Start of Stored data

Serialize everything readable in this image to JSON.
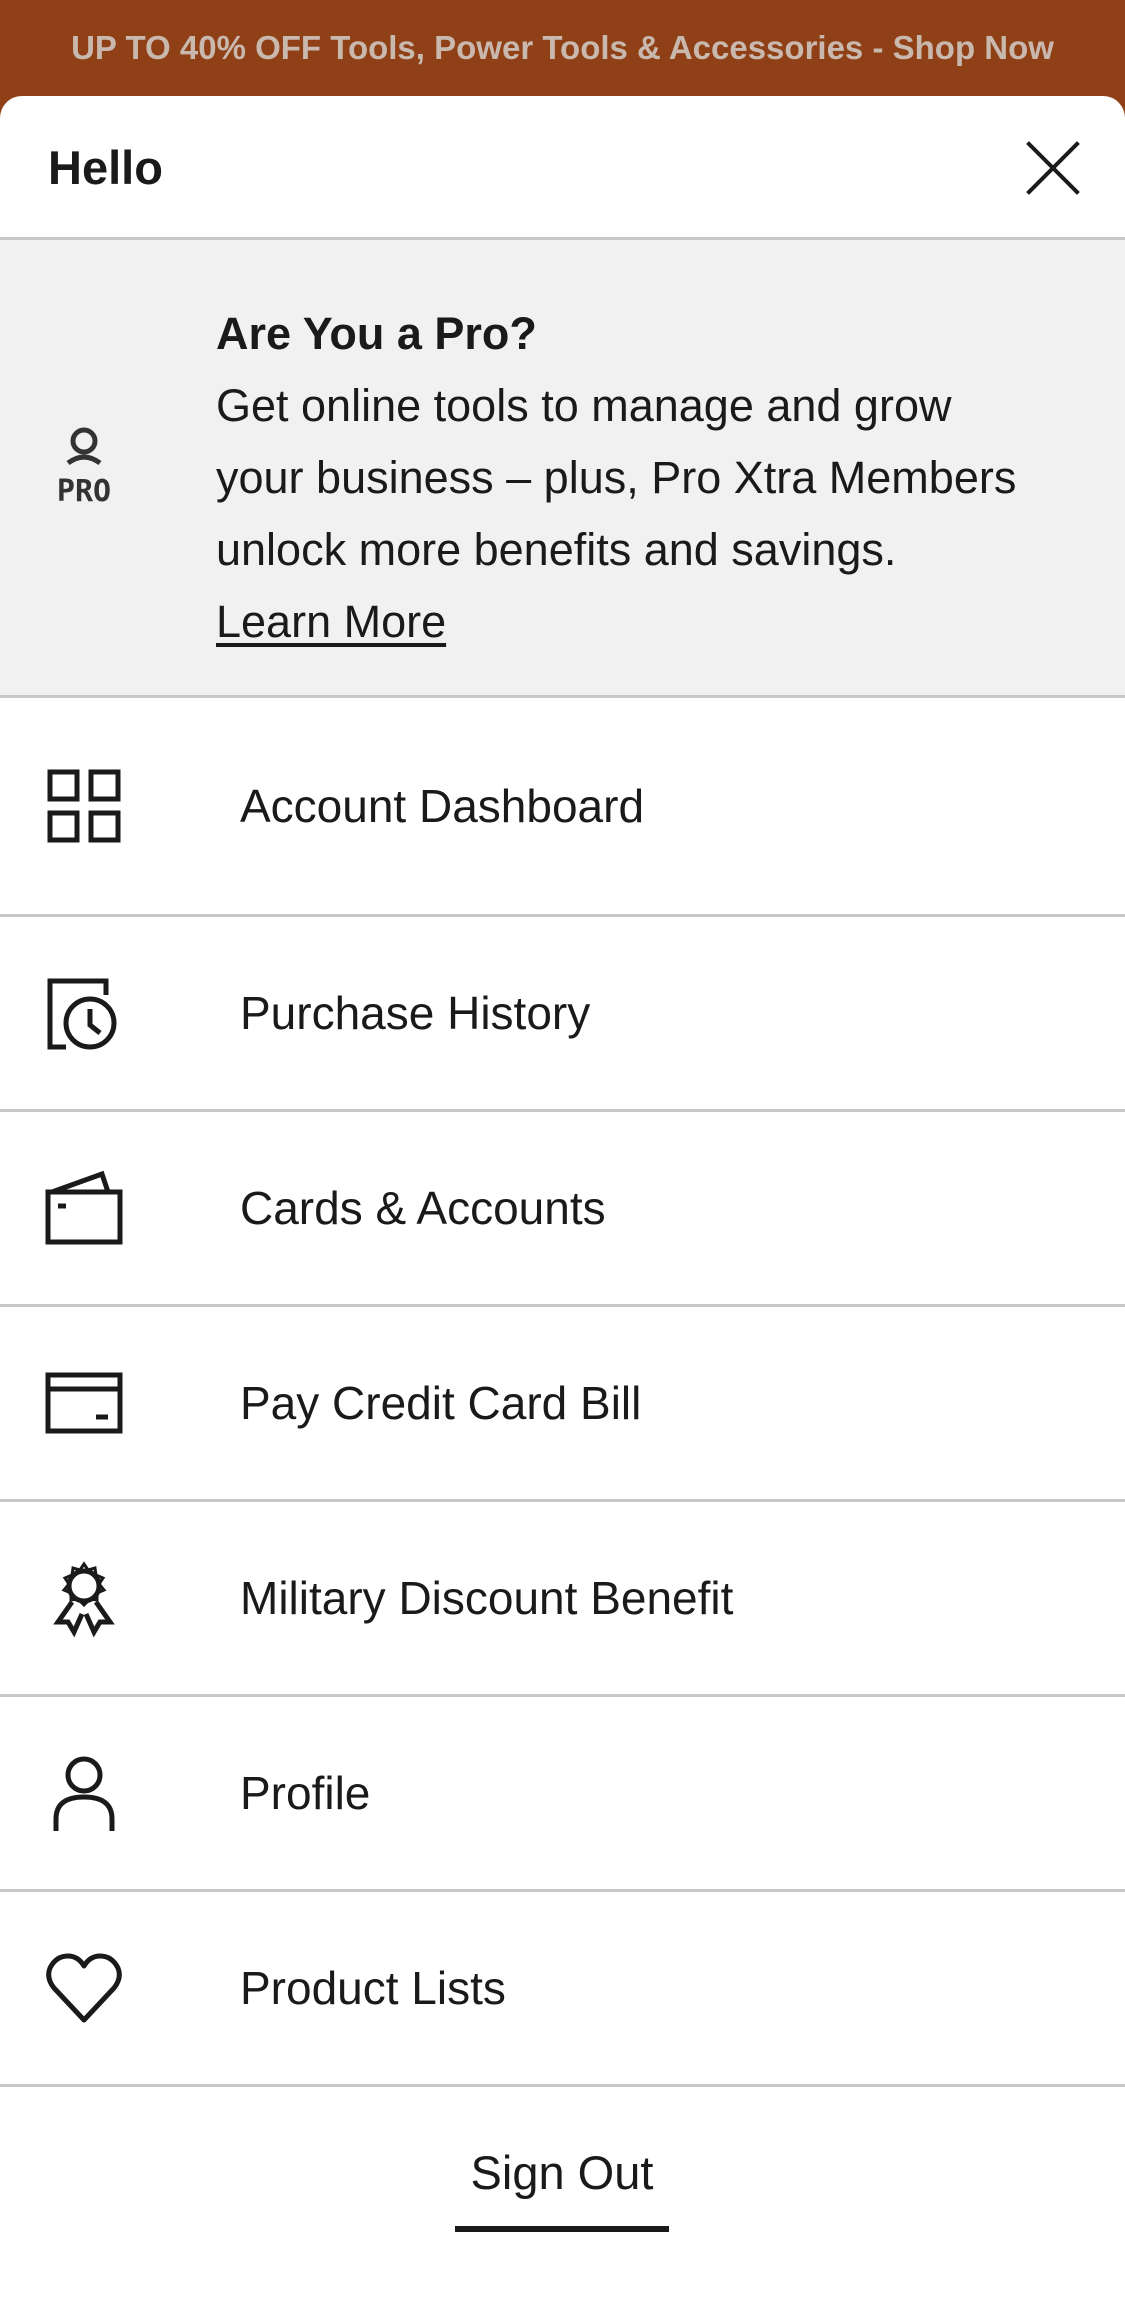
{
  "promo_banner": {
    "text": "UP TO 40% OFF Tools, Power Tools & Accessories - Shop Now"
  },
  "drawer": {
    "title": "Hello",
    "close_icon": "close-icon"
  },
  "pro": {
    "icon": "pro-icon",
    "title": "Are You a Pro?",
    "lines": [
      "Get online tools to manage and grow",
      "your business – plus, Pro Xtra Members",
      "unlock more benefits and savings."
    ],
    "link_label": "Learn More",
    "icon_text": "PRO"
  },
  "menu": {
    "items": [
      {
        "label": "Account Dashboard",
        "icon": "dashboard-grid-icon"
      },
      {
        "label": "Purchase History",
        "icon": "receipt-clock-icon"
      },
      {
        "label": "Cards & Accounts",
        "icon": "wallet-icon"
      },
      {
        "label": "Pay Credit Card Bill",
        "icon": "credit-card-icon"
      },
      {
        "label": "Military Discount Benefit",
        "icon": "award-ribbon-icon"
      },
      {
        "label": "Profile",
        "icon": "person-icon"
      },
      {
        "label": "Product Lists",
        "icon": "heart-icon"
      }
    ]
  },
  "sign_out": {
    "label": "Sign Out"
  },
  "colors": {
    "banner_bg": "#8f4016",
    "banner_text": "#c9b8ad",
    "pro_bg": "#f1f1f1",
    "divider": "#c8c8c8",
    "text": "#1a1a1a"
  }
}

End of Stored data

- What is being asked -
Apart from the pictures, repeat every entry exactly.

- Solution to this exercise -
Serialize everything readable in this image to JSON.
{
  "promo_banner": {
    "text": "UP TO 40% OFF Tools, Power Tools & Accessories - Shop Now"
  },
  "drawer": {
    "title": "Hello",
    "close_icon": "close-icon"
  },
  "pro": {
    "icon": "pro-icon",
    "title": "Are You a Pro?",
    "lines": [
      "Get online tools to manage and grow",
      "your business – plus, Pro Xtra Members",
      "unlock more benefits and savings."
    ],
    "link_label": "Learn More",
    "icon_text": "PRO"
  },
  "menu": {
    "items": [
      {
        "label": "Account Dashboard",
        "icon": "dashboard-grid-icon"
      },
      {
        "label": "Purchase History",
        "icon": "receipt-clock-icon"
      },
      {
        "label": "Cards & Accounts",
        "icon": "wallet-icon"
      },
      {
        "label": "Pay Credit Card Bill",
        "icon": "credit-card-icon"
      },
      {
        "label": "Military Discount Benefit",
        "icon": "award-ribbon-icon"
      },
      {
        "label": "Profile",
        "icon": "person-icon"
      },
      {
        "label": "Product Lists",
        "icon": "heart-icon"
      }
    ]
  },
  "sign_out": {
    "label": "Sign Out"
  },
  "colors": {
    "banner_bg": "#8f4016",
    "banner_text": "#c9b8ad",
    "pro_bg": "#f1f1f1",
    "divider": "#c8c8c8",
    "text": "#1a1a1a"
  }
}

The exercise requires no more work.